I have Michigan on my mind. It all started the other day when I came across a great blog post from St. Patrick’s Day: James Earl Jones is a Michigan Irishman and Other Stories About Michigan’s Irish Heritage. Louis Blouin of FoundMichigan.org explores Michigan’s Irish heritage. Here’s the introduction – very funny:
St. Patrick’s Day is all about getting your fake Irish on, whether it be decorating yourself in various cheap green crap that was no doubt made in China, not Ireland; busting out the one Pogues song you have on your iPod; or choking down a breakfast of green eggs and ham at your local Irish(ish) pub. It’s about that, and having an excuse to drink before 10 a.m. But Michigan has plenty of authentic Irish heritage to hang your hat on (even the oversized Leprechaun headgear you got at Meijer last night). Here’s a roundup of some of Michigan’s real-deal Irish heritage you might not have known about—and a nod to some of the fake stuff, too.
Blouin’s entire article is interesting, but the section titled, Beaver Island: Mormon turned Irish Kingdom, definitely caught my eye. I had never heard of Beaver Island. What a fascinating history…click here for Blouin’s full article. Read what he has to say about Beaver Island, then come back for more on the research taking place.
The University of Notre Dame’s Historical Archaeology of Irish America project investigates the nineteenth century Irish settlement of Beaver Island, Michigan. The head of the investigation is Deb Rotman, Ph.D., RPA of Notre Dame. On the project blog Professor Rotman explains:
This archaeological and historical project allows scholars and students to investigate an aspect of the Irish Diaspora that is currently virtually unknown – that is, the lived experiences of Irish immigrants who settled away from the large urban centers on the East Coast…
Since 2006, my students and I have been investigating Irish immigrant experiences in South Bend, Indiana, including archaeological excavation in the city as well as archival research and oral history collection in both Ireland and the United States. Beginning in 2010, this project expanded to include Beaver Island, Michigan, which was inhabited in the late nineteenth century by immigrants from Árainn Mhór off the coast of Co. Donegal.

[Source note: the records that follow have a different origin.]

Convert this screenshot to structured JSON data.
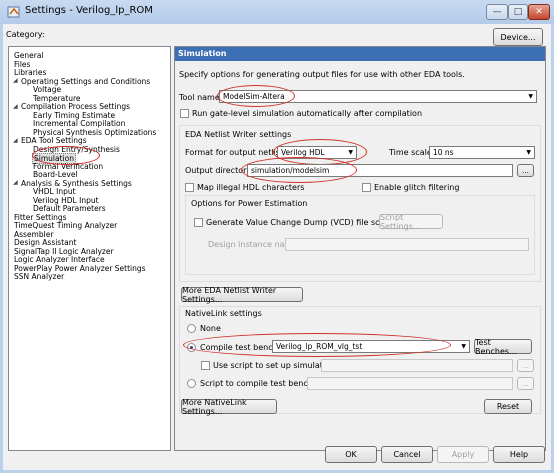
{
  "window": {
    "title": "Settings - Verilog_lp_ROM"
  },
  "category_label": "Category:",
  "device_button": "Device...",
  "tree": [
    {
      "label": "General"
    },
    {
      "label": "Files"
    },
    {
      "label": "Libraries"
    },
    {
      "label": "Operating Settings and Conditions"
    },
    {
      "label": "Voltage"
    },
    {
      "label": "Temperature"
    },
    {
      "label": "Compilation Process Settings"
    },
    {
      "label": "Early Timing Estimate"
    },
    {
      "label": "Incremental Compilation"
    },
    {
      "label": "Physical Synthesis Optimizations"
    },
    {
      "label": "EDA Tool Settings"
    },
    {
      "label": "Design Entry/Synthesis"
    },
    {
      "label": "Simulation"
    },
    {
      "label": "Formal Verification"
    },
    {
      "label": "Board-Level"
    },
    {
      "label": "Analysis & Synthesis Settings"
    },
    {
      "label": "VHDL Input"
    },
    {
      "label": "Verilog HDL Input"
    },
    {
      "label": "Default Parameters"
    },
    {
      "label": "Fitter Settings"
    },
    {
      "label": "TimeQuest Timing Analyzer"
    },
    {
      "label": "Assembler"
    },
    {
      "label": "Design Assistant"
    },
    {
      "label": "SignalTap II Logic Analyzer"
    },
    {
      "label": "Logic Analyzer Interface"
    },
    {
      "label": "PowerPlay Power Analyzer Settings"
    },
    {
      "label": "SSN Analyzer"
    }
  ],
  "panel": {
    "header": "Simulation",
    "description": "Specify options for generating output files for use with other EDA tools.",
    "tool_name_label": "Tool name:",
    "tool_name_value": "ModelSim-Altera",
    "run_gate_label": "Run gate-level simulation automatically after compilation",
    "eda_group_title": "EDA Netlist Writer settings",
    "format_label": "Format for output netlist:",
    "format_value": "Verilog HDL",
    "timescale_label": "Time scale:",
    "timescale_value": "10 ns",
    "outdir_label": "Output directory:",
    "outdir_value": "simulation/modelsim",
    "browse": "...",
    "map_illegal_label": "Map illegal HDL characters",
    "glitch_label": "Enable glitch filtering",
    "power_group_title": "Options for Power Estimation",
    "vcd_label": "Generate Value Change Dump (VCD) file script",
    "script_settings": "Script Settings...",
    "instance_label": "Design instance name:",
    "more_eda": "More EDA Netlist Writer Settings...",
    "nativelink_title": "NativeLink settings",
    "none_label": "None",
    "compile_tb_label": "Compile test bench:",
    "compile_tb_value": "Verilog_lp_ROM_vlg_tst",
    "test_benches": "Test Benches...",
    "use_script_label": "Use script to set up simulation:",
    "script_compile_label": "Script to compile test bench:",
    "more_nativelink": "More NativeLink Settings...",
    "reset": "Reset"
  },
  "footer": {
    "ok": "OK",
    "cancel": "Cancel",
    "apply": "Apply",
    "help": "Help"
  }
}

What I like best about this project is that it is taking a serious look at the lives of Irish settlers in America’s rural Midwest. Professor Rotman points out that little research exists on any Irish immigrant settlements other than the urban centers of New York City and Boston. The Irish were pioneer settlers in much of the Western United States, and it is about time attention be paid to their lives and the contributions they made to their communities and adopted country.
The project website includes a number of papers completed by students involved with the Beaver Island project. The papers explore the history and sociology of the island using the archaeological evidence they have unearthed. Check out the blog here.
Professor Rotman, perhaps when you finish up with Beaver Island, you might want to take a look at Clontarf, Minnesota and nearby Tara Township? I have always wanted to do a dig by my grandfather’s birthplace in this rural American Irish settlement…just think about it!
Click here for more information about the history of Beaver Island – from its days as a “Mormon Kingdom” to a land full of names like Gallagher, Boyle, and O’Donnell, where Irish was the language of choice. I wonder what the folks in Donegal have planned for next year’s Gathering Ireland 2013…will the people of Beaver Island be welcomed “home” to Ireland?
Links to more on the Irish in Michigan: